If you require the morning-after pill outside of these hours we advise that you attend your nearest pharmacist and request this over the counter. Some family planning centres nearer you may be open on weekends or late evening to provide you this service.
If you need help urgently call The National Sexual Healthline on 0300 123 7123
Marie Stopes International offer a 24-hour advice line, as well as access to private sexual and reproductive healthcare services (in certain cases, NHS referrals can be made via your GP). Call 0845 300 8090.
Urgent eye care
We have an urgent eye care service based in clinic 3 on the first floor of the Royal Free hospital. The service operates Monday to Friday from 9 am to 5 pm with the last appointment at 4.15 pm. The service is open on Saturday and Sunday from 10 am to 3pm with the last appointment at 2.15pm.

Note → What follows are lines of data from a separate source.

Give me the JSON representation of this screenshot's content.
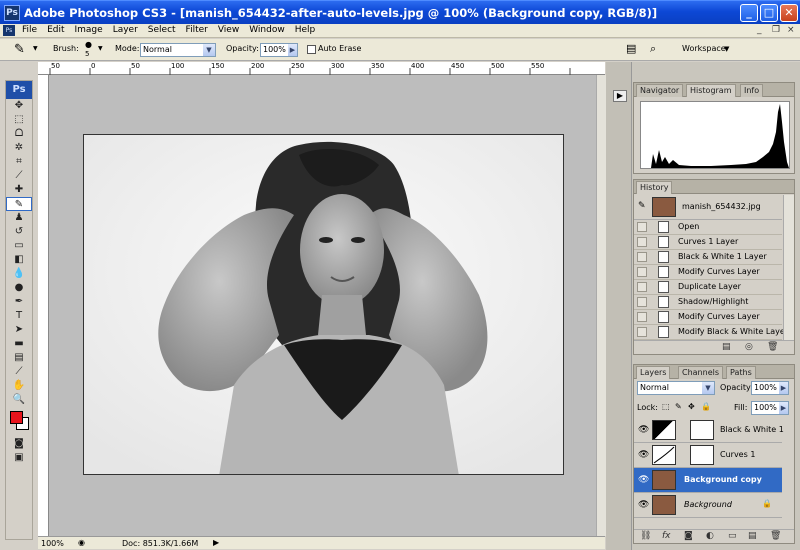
{
  "window": {
    "title": "Adobe Photoshop CS3 - [manish_654432-after-auto-levels.jpg @ 100% (Background copy, RGB/8)]",
    "minimize": "_",
    "maximize": "□",
    "close": "✕"
  },
  "menubar": {
    "logo": "Ps",
    "items": [
      "File",
      "Edit",
      "Image",
      "Layer",
      "Select",
      "Filter",
      "View",
      "Window",
      "Help"
    ],
    "doc_min": "_",
    "doc_restore": "❐",
    "doc_close": "×"
  },
  "options": {
    "brush_label": "Brush:",
    "brush_size": "5",
    "mode_label": "Mode:",
    "mode_value": "Normal",
    "opacity_label": "Opacity:",
    "opacity_value": "100%",
    "auto_erase": "Auto Erase",
    "workspace": "Workspace"
  },
  "toolbox": {
    "logo": "Ps"
  },
  "ruler": {
    "labels": [
      "50",
      "0",
      "50",
      "100",
      "150",
      "200",
      "250",
      "300",
      "350",
      "400",
      "450",
      "500",
      "550"
    ]
  },
  "status": {
    "zoom": "100%",
    "doc": "Doc: 851.3K/1.66M"
  },
  "navigator": {
    "tabs": [
      "Navigator",
      "Histogram",
      "Info"
    ],
    "active": "Histogram"
  },
  "history": {
    "tabs": [
      "History"
    ],
    "snapshot": "manish_654432.jpg",
    "items": [
      "Open",
      "Curves 1 Layer",
      "Black & White 1 Layer",
      "Modify Curves Layer",
      "Duplicate Layer",
      "Shadow/Highlight",
      "Modify Curves Layer",
      "Modify Black & White Layer"
    ]
  },
  "layers": {
    "tabs": [
      "Layers",
      "Channels",
      "Paths"
    ],
    "blend_mode": "Normal",
    "opacity_label": "Opacity:",
    "opacity_value": "100%",
    "lock_label": "Lock:",
    "fill_label": "Fill:",
    "fill_value": "100%",
    "items": [
      "Black & White 1",
      "Curves 1",
      "Background copy",
      "Background"
    ],
    "selected": "Background copy"
  },
  "colors": {
    "accent": "#316ac5",
    "foreground": "#e8141c",
    "background": "#ffffff"
  }
}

During these times, for urgent referrals, or for advice on your eye condition, please contact:
- The urgent eye care nurse through the Royal Free Hospital switchboard on 020 7794 0500 and ask to bleep 1931;
- The urgent eye care doctor via Royal Free Hospital switchboard 020 7794 0500 and ask to bleep 1758
We also have an urgent eye care service on Thursdays from 9am to 2.00pm in the eye clinic at Barnet Hospital. Please contact the nurses station on 020 8216 4962.
Out of hours
We do not offer an out-of-hours walk-in service; referrals should be made by your GP, optician or other health care provider. If you are not currently under the care of the Royal Free Ophthalmology service you cannot refer yourself.
If urgent you should attend your local accident and emergency department or contact Royal Free hospital switchboard on 020 7794 0500 and ask for the on-call eye doctor.
When you need medical help fast but it is not an emergency, call the NHS free phone number 111. The 111 service operates 24 hours a day, 7 days a week, 365 days a year. Calls to 111 will be assessed, advice given and, if needed, patients will be directed to the most appropriate local health services. Calls to 111 are free wherever you call from. Call 111 if:
- You need an NHS urgent care service
- You don’t know who to call for medical help
- You need information about a health issue
If it is an emergency and someone needs help to save their life, call 999.
Mental health emergency service
There is a crisis and emergency service available to support people who are experiencing a mental health crisis and who need help quickly. The service can be accessed through your GP and by calling 111. Lines are open 24 hours, 7 days a week.
A&E or 999
A&E departments are open 24 hours a day, 365 days a year to treat people with serious and life threatening emergencies.